the complex interplay between
meiotic recombination and polyploidy "

Résumé

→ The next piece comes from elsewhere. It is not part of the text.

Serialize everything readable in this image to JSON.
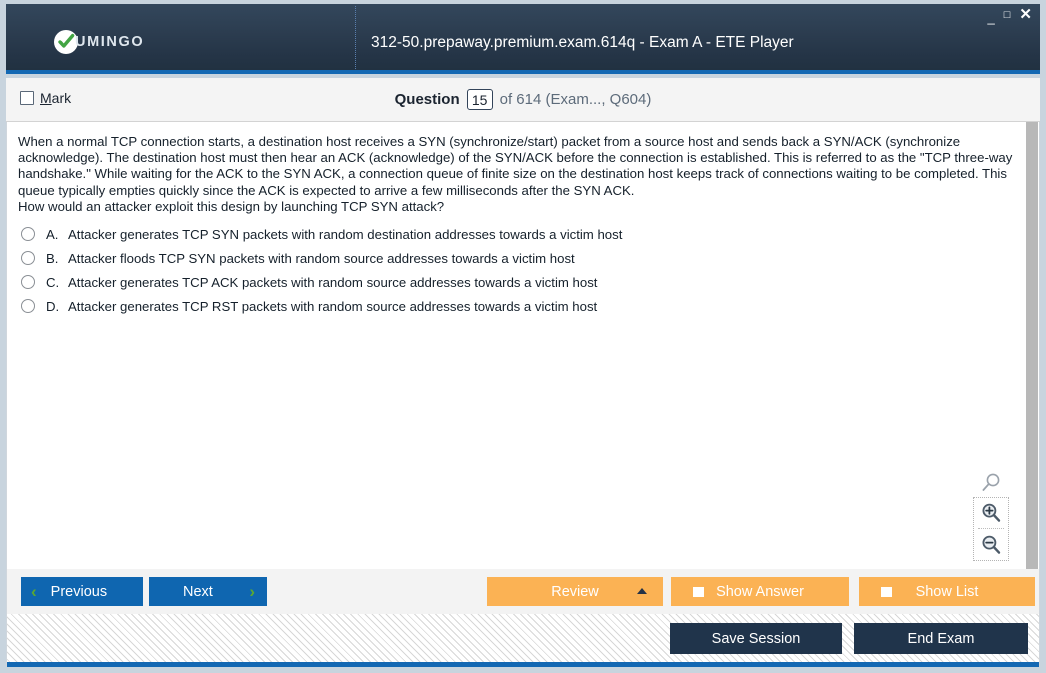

Meiotic recombination ensures both faithful chromosome transmission and allelic shuffling over generations. Although considerable progress has been made in deciphering the molecular mechanisms of meiotic recombination in model plant species, much of that work has largely disregarded the special features of crop genomes like polyploidy (i.e. Whole-Genome Duplication). There are, however, many different ways of looking at the complex interplay between polyploidy and meiotic recombination. On the one hand, polyploidy leads to initial meiotic gene duplication and therefore provides opportunities to “enrich the meiotic tool-kit”. On the other hand, polyploidy challenges faithful chromosome segregation as it gives every chromosome more than a single possible partner to recombine with; polyploidy therefore requires meiotic adaptations. In this talk, I will outline two examples illustrating the complex interplay between polyploidy and meiotic recombination. I will first show that meiotic recombination gene duplicates tend to return rapidly to a single copy post WGD and provide evidence that even rapidly lost meiotic recombination duplicates are unlikely to be detrimental. I will then show that homo(e)ologous chromosome sorting is still an error-prone process in extent allopolyploids, resulting in exchanges of large chromosomal segments between homoeologous chromosomes. Our results indicate that these homoeologous exchanges have dramatic initial impacts on both gene content and dosage dependent gene expression in Brassica napus, a representative allotetraploid crop. Altogether, these two examples illustrate the long and short-term combined consequences of polyploidy and meiotic recombination.